I looked around my room for a while, gathering my thoughts. Went to Cricinfo, and saw the Bulletin headline ‘it’s tough for NZ bowlers to stop me’ – Sehwag. So it wasn’t a dream. Just another dreamy innings. You’d call it a nightmare, but India’s ODI performances this series have comprised such breathtaking, uttery perfect cricket, that even our fans, commentators and Radio Sport hosts are more in awe of the opposition than criticising the local’s work.
Perhaps the only saving grace was that yesterday Australia yesterday completed a completely unexpected dismemberment of South Africa, thus forcing our once haughtily dismissive fellow blogwarriors Short Of A Length to change their name to Punter’s Biggest Fan Blog.

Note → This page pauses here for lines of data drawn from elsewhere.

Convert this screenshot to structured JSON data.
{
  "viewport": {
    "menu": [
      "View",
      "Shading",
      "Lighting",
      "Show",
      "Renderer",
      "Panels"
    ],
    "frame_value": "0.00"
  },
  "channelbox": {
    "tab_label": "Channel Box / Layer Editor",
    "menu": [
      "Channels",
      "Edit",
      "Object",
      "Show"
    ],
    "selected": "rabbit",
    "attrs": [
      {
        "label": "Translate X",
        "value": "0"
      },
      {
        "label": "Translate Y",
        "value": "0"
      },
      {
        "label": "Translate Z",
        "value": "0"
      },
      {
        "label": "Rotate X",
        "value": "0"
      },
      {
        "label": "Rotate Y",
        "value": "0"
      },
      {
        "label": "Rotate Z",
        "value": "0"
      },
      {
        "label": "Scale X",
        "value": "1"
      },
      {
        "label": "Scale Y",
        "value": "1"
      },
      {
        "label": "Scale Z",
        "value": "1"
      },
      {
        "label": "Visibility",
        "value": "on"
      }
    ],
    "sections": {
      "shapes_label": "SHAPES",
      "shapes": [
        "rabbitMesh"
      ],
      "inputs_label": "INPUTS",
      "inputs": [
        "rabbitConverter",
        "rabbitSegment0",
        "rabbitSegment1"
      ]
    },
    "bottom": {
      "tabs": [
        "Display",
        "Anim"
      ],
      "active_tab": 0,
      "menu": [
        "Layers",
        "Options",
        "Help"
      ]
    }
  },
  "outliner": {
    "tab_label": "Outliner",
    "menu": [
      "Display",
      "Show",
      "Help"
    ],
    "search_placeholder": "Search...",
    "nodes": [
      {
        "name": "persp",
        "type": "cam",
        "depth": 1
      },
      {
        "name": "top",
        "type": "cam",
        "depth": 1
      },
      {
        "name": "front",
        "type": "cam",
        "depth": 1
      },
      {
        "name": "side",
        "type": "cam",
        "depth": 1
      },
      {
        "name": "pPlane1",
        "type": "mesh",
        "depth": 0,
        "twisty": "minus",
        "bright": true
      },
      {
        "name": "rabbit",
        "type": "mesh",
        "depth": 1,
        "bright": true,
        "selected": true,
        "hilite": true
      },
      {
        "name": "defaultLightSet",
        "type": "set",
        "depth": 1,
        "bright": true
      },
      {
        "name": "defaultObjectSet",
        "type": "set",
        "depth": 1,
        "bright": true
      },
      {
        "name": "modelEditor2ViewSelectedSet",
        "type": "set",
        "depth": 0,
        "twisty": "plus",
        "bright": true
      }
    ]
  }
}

I mean, as much as I was desperate for SA to win and vanquish those arrogant ‘strayans, getting to see that grotesque header across the top of our nemesis’ blog for the next month is a slight palliative for the pain. But only slight.
Filed under Cricket, News
Having been shivering my way through England and Scotland these past couple of weeks, with the only cricket news being that monumentally cool (if on another level ineffably sad) Stanford scandal all across the front pages – one I’m gonna try and approach that this weekend – it was something of a culture shock to arrive back to last night’s Twenty20.
Our friends over at Short of A Length have challenged us to something of a blog war over the course of the series, so I suppose it would be remiss of me not to have a good long gloat at the result of the match, one which went decidedly against forecast, and hopefully sets up a fine battle over the coming weeks. The thing I find most pleasurable about the outcome, from a very parochial perspective at least, is the extent to which I see the same gnawing issues in India’s play that plagued them during that infamous series last time they toured here. Continue reading